TASK GOAL: Every entry should appear in your answer exactly as it does here.

SUPPLIED DATA:
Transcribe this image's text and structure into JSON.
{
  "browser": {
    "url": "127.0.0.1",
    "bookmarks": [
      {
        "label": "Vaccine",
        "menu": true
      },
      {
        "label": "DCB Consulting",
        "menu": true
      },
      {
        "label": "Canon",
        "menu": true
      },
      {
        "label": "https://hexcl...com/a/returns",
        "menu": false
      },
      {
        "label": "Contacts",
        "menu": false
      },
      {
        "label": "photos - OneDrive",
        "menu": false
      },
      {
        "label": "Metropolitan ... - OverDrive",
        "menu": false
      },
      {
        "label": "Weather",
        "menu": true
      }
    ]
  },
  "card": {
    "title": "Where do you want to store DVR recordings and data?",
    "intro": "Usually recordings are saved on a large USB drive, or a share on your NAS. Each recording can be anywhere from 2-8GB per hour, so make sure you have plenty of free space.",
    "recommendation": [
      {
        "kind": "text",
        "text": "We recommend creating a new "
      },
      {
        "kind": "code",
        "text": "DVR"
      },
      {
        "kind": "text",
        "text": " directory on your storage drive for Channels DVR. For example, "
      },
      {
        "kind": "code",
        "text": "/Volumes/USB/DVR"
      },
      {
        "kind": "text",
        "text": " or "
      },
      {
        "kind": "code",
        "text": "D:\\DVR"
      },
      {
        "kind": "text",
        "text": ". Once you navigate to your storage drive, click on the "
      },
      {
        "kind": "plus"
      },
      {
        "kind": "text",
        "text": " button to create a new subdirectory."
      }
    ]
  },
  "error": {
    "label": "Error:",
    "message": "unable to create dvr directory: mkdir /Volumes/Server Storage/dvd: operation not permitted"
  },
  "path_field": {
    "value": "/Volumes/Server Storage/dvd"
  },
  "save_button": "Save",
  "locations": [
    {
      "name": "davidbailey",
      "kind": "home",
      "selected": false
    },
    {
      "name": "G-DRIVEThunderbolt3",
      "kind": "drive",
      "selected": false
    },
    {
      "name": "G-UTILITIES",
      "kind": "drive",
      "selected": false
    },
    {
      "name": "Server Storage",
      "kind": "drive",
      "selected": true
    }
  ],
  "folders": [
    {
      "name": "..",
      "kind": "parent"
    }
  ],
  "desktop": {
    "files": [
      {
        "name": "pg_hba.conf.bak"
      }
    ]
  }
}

REPLY TO THE EXERCISE:
Transcribe this image's text and structure into JSON.
{
  "browser": {
    "url": "127.0.0.1",
    "bookmarks": [
      {
        "label": "Vaccine",
        "menu": true
      },
      {
        "label": "DCB Consulting",
        "menu": true
      },
      {
        "label": "Canon",
        "menu": true
      },
      {
        "label": "https://hexcl...com/a/returns",
        "menu": false
      },
      {
        "label": "Contacts",
        "menu": false
      },
      {
        "label": "photos - OneDrive",
        "menu": false
      },
      {
        "label": "Metropolitan ... - OverDrive",
        "menu": false
      },
      {
        "label": "Weather",
        "menu": true
      }
    ]
  },
  "card": {
    "title": "Where do you want to store DVR recordings and data?",
    "intro": "Usually recordings are saved on a large USB drive, or a share on your NAS. Each recording can be anywhere from 2-8GB per hour, so make sure you have plenty of free space.",
    "recommendation": [
      {
        "kind": "text",
        "text": "We recommend creating a new "
      },
      {
        "kind": "code",
        "text": "DVR"
      },
      {
        "kind": "text",
        "text": " directory on your storage drive for Channels DVR. For example, "
      },
      {
        "kind": "code",
        "text": "/Volumes/USB/DVR"
      },
      {
        "kind": "text",
        "text": " or "
      },
      {
        "kind": "code",
        "text": "D:\\DVR"
      },
      {
        "kind": "text",
        "text": ". Once you navigate to your storage drive, click on the "
      },
      {
        "kind": "plus"
      },
      {
        "kind": "text",
        "text": " button to create a new subdirectory."
      }
    ]
  },
  "error": {
    "label": "Error:",
    "message": "unable to create dvr directory: mkdir /Volumes/Server Storage/dvd: operation not permitted"
  },
  "path_field": {
    "value": "/Volumes/Server Storage/dvd"
  },
  "save_button": "Save",
  "locations": [
    {
      "name": "davidbailey",
      "kind": "home",
      "selected": false
    },
    {
      "name": "G-DRIVEThunderbolt3",
      "kind": "drive",
      "selected": false
    },
    {
      "name": "G-UTILITIES",
      "kind": "drive",
      "selected": false
    },
    {
      "name": "Server Storage",
      "kind": "drive",
      "selected": true
    }
  ],
  "folders": [
    {
      "name": "..",
      "kind": "parent"
    }
  ],
  "desktop": {
    "files": [
      {
        "name": "pg_hba.conf.bak"
      }
    ]
  }
}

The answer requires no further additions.